**Problem details:** Return the whole of the data exactly.

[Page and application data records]

——————

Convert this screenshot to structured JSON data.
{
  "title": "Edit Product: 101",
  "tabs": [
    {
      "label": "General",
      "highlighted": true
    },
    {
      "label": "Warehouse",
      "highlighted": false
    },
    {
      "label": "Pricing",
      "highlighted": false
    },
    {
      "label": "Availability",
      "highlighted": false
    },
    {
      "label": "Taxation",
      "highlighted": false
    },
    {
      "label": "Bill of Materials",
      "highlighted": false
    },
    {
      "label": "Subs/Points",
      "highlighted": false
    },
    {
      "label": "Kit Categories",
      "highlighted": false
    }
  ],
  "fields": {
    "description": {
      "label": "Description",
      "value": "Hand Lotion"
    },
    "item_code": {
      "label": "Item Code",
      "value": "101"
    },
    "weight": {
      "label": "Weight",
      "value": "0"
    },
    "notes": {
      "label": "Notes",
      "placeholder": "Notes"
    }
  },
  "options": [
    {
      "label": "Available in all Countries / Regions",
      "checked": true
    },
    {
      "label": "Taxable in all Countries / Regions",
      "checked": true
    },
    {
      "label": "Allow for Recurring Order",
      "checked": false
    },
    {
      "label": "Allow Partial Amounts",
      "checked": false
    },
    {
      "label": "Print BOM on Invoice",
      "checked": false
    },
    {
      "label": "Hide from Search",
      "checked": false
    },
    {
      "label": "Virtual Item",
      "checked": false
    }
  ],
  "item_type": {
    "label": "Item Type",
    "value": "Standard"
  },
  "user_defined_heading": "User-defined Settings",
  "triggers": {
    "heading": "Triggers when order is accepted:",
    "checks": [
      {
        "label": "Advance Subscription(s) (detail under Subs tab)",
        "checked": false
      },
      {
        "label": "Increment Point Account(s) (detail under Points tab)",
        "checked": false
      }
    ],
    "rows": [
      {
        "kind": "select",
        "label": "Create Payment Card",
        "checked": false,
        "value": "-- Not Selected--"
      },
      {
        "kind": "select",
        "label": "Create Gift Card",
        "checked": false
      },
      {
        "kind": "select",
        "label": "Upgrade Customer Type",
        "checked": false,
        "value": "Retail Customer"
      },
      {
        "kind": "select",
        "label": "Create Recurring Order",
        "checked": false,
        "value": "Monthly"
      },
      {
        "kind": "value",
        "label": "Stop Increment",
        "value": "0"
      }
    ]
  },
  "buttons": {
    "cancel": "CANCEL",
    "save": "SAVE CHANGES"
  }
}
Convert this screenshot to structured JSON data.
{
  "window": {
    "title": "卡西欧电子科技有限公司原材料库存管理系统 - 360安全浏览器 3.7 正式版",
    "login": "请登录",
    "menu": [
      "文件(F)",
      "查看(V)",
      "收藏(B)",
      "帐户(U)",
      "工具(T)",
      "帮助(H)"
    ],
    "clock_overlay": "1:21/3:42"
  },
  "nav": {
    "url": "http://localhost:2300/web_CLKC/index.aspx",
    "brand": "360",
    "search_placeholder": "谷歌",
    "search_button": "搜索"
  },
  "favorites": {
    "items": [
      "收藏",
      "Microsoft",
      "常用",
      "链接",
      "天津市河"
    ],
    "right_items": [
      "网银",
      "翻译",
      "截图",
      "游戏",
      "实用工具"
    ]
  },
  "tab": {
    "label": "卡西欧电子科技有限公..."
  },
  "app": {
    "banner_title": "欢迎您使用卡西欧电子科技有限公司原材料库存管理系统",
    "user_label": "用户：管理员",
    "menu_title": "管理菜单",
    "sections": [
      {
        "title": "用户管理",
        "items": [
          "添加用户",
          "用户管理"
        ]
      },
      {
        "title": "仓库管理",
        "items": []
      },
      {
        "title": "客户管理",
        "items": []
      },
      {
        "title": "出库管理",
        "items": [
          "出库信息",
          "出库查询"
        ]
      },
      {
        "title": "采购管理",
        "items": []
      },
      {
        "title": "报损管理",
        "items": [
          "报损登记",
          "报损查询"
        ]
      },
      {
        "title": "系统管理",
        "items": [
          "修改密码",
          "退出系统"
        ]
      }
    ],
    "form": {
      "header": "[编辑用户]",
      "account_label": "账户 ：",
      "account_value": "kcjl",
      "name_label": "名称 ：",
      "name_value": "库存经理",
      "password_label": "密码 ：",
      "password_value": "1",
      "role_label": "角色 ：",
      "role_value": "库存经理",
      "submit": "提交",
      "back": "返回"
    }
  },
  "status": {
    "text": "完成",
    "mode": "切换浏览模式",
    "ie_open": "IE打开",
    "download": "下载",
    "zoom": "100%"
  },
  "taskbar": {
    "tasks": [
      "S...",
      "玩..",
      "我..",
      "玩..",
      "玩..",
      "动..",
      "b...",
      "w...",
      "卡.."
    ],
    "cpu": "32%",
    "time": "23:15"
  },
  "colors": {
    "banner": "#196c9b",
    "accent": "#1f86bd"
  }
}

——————

**Exercise output:**
Convert this screenshot to structured JSON data.
{
  "title": "Edit Product: 101",
  "tabs": [
    {
      "label": "General",
      "highlighted": true
    },
    {
      "label": "Warehouse",
      "highlighted": false
    },
    {
      "label": "Pricing",
      "highlighted": false
    },
    {
      "label": "Availability",
      "highlighted": false
    },
    {
      "label": "Taxation",
      "highlighted": false
    },
    {
      "label": "Bill of Materials",
      "highlighted": false
    },
    {
      "label": "Subs/Points",
      "highlighted": false
    },
    {
      "label": "Kit Categories",
      "highlighted": false
    }
  ],
  "fields": {
    "description": {
      "label": "Description",
      "value": "Hand Lotion"
    },
    "item_code": {
      "label": "Item Code",
      "value": "101"
    },
    "weight": {
      "label": "Weight",
      "value": "0"
    },
    "notes": {
      "label": "Notes",
      "placeholder": "Notes"
    }
  },
  "options": [
    {
      "label": "Available in all Countries / Regions",
      "checked": true
    },
    {
      "label": "Taxable in all Countries / Regions",
      "checked": true
    },
    {
      "label": "Allow for Recurring Order",
      "checked": false
    },
    {
      "label": "Allow Partial Amounts",
      "checked": false
    },
    {
      "label": "Print BOM on Invoice",
      "checked": false
    },
    {
      "label": "Hide from Search",
      "checked": false
    },
    {
      "label": "Virtual Item",
      "checked": false
    }
  ],
  "item_type": {
    "label": "Item Type",
    "value": "Standard"
  },
  "user_defined_heading": "User-defined Settings",
  "triggers": {
    "heading": "Triggers when order is accepted:",
    "checks": [
      {
        "label": "Advance Subscription(s) (detail under Subs tab)",
        "checked": false
      },
      {
        "label": "Increment Point Account(s) (detail under Points tab)",
        "checked": false
      }
    ],
    "rows": [
      {
        "kind": "select",
        "label": "Create Payment Card",
        "checked": false,
        "value": "-- Not Selected--"
      },
      {
        "kind": "select",
        "label": "Create Gift Card",
        "checked": false
      },
      {
        "kind": "select",
        "label": "Upgrade Customer Type",
        "checked": false,
        "value": "Retail Customer"
      },
      {
        "kind": "select",
        "label": "Create Recurring Order",
        "checked": false,
        "value": "Monthly"
      },
      {
        "kind": "value",
        "label": "Stop Increment",
        "value": "0"
      }
    ]
  },
  "buttons": {
    "cancel": "CANCEL",
    "save": "SAVE CHANGES"
  }
}
Convert this screenshot to structured JSON data.
{
  "window": {
    "title": "卡西欧电子科技有限公司原材料库存管理系统 - 360安全浏览器 3.7 正式版",
    "login": "请登录",
    "menu": [
      "文件(F)",
      "查看(V)",
      "收藏(B)",
      "帐户(U)",
      "工具(T)",
      "帮助(H)"
    ],
    "clock_overlay": "1:21/3:42"
  },
  "nav": {
    "url": "http://localhost:2300/web_CLKC/index.aspx",
    "brand": "360",
    "search_placeholder": "谷歌",
    "search_button": "搜索"
  },
  "favorites": {
    "items": [
      "收藏",
      "Microsoft",
      "常用",
      "链接",
      "天津市河"
    ],
    "right_items": [
      "网银",
      "翻译",
      "截图",
      "游戏",
      "实用工具"
    ]
  },
  "tab": {
    "label": "卡西欧电子科技有限公..."
  },
  "app": {
    "banner_title": "欢迎您使用卡西欧电子科技有限公司原材料库存管理系统",
    "user_label": "用户：管理员",
    "menu_title": "管理菜单",
    "sections": [
      {
        "title": "用户管理",
        "items": [
          "添加用户",
          "用户管理"
        ]
      },
      {
        "title": "仓库管理",
        "items": []
      },
      {
        "title": "客户管理",
        "items": []
      },
      {
        "title": "出库管理",
        "items": [
          "出库信息",
          "出库查询"
        ]
      },
      {
        "title": "采购管理",
        "items": []
      },
      {
        "title": "报损管理",
        "items": [
          "报损登记",
          "报损查询"
        ]
      },
      {
        "title": "系统管理",
        "items": [
          "修改密码",
          "退出系统"
        ]
      }
    ],
    "form": {
      "header": "[编辑用户]",
      "account_label": "账户 ：",
      "account_value": "kcjl",
      "name_label": "名称 ：",
      "name_value": "库存经理",
      "password_label": "密码 ：",
      "password_value": "1",
      "role_label": "角色 ：",
      "role_value": "库存经理",
      "submit": "提交",
      "back": "返回"
    }
  },
  "status": {
    "text": "完成",
    "mode": "切换浏览模式",
    "ie_open": "IE打开",
    "download": "下载",
    "zoom": "100%"
  },
  "taskbar": {
    "tasks": [
      "S...",
      "玩..",
      "我..",
      "玩..",
      "玩..",
      "动..",
      "b...",
      "w...",
      "卡.."
    ],
    "cpu": "32%",
    "time": "23:15"
  },
  "colors": {
    "banner": "#196c9b",
    "accent": "#1f86bd"
  }
}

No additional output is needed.